START Exercise data
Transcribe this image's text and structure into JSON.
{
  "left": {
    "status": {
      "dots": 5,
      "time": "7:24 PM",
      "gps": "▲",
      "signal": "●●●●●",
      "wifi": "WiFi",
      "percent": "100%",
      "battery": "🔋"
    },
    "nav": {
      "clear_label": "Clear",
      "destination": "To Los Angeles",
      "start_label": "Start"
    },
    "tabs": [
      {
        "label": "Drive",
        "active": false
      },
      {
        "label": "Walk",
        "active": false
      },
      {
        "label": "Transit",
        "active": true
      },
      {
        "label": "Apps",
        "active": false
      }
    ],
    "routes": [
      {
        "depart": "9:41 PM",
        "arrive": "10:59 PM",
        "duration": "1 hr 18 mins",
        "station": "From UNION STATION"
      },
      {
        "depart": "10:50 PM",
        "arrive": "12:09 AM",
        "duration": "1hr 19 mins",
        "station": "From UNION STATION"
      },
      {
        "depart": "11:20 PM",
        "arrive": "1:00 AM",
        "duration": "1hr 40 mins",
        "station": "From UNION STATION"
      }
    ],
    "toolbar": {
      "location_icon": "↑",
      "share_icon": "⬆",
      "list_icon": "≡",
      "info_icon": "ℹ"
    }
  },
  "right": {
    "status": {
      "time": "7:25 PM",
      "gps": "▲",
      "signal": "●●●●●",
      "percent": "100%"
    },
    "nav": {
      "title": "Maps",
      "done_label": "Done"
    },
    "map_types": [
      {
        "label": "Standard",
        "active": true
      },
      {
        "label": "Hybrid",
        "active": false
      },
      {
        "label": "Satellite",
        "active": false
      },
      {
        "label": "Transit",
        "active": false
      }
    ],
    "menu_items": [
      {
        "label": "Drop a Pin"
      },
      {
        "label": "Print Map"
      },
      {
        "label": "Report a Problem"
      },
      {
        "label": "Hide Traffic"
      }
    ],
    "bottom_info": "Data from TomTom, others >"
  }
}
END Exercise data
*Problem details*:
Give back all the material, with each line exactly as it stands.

*Answer to the problem*:
Transcribe this image's text and structure into JSON.
{
  "left": {
    "status": {
      "dots": 5,
      "time": "7:24 PM",
      "gps": "▲",
      "signal": "●●●●●",
      "wifi": "WiFi",
      "percent": "100%",
      "battery": "🔋"
    },
    "nav": {
      "clear_label": "Clear",
      "destination": "To Los Angeles",
      "start_label": "Start"
    },
    "tabs": [
      {
        "label": "Drive",
        "active": false
      },
      {
        "label": "Walk",
        "active": false
      },
      {
        "label": "Transit",
        "active": true
      },
      {
        "label": "Apps",
        "active": false
      }
    ],
    "routes": [
      {
        "depart": "9:41 PM",
        "arrive": "10:59 PM",
        "duration": "1 hr 18 mins",
        "station": "From UNION STATION"
      },
      {
        "depart": "10:50 PM",
        "arrive": "12:09 AM",
        "duration": "1hr 19 mins",
        "station": "From UNION STATION"
      },
      {
        "depart": "11:20 PM",
        "arrive": "1:00 AM",
        "duration": "1hr 40 mins",
        "station": "From UNION STATION"
      }
    ],
    "toolbar": {
      "location_icon": "↑",
      "share_icon": "⬆",
      "list_icon": "≡",
      "info_icon": "ℹ"
    }
  },
  "right": {
    "status": {
      "time": "7:25 PM",
      "gps": "▲",
      "signal": "●●●●●",
      "percent": "100%"
    },
    "nav": {
      "title": "Maps",
      "done_label": "Done"
    },
    "map_types": [
      {
        "label": "Standard",
        "active": true
      },
      {
        "label": "Hybrid",
        "active": false
      },
      {
        "label": "Satellite",
        "active": false
      },
      {
        "label": "Transit",
        "active": false
      }
    ],
    "menu_items": [
      {
        "label": "Drop a Pin"
      },
      {
        "label": "Print Map"
      },
      {
        "label": "Report a Problem"
      },
      {
        "label": "Hide Traffic"
      }
    ],
    "bottom_info": "Data from TomTom, others >"
  }
}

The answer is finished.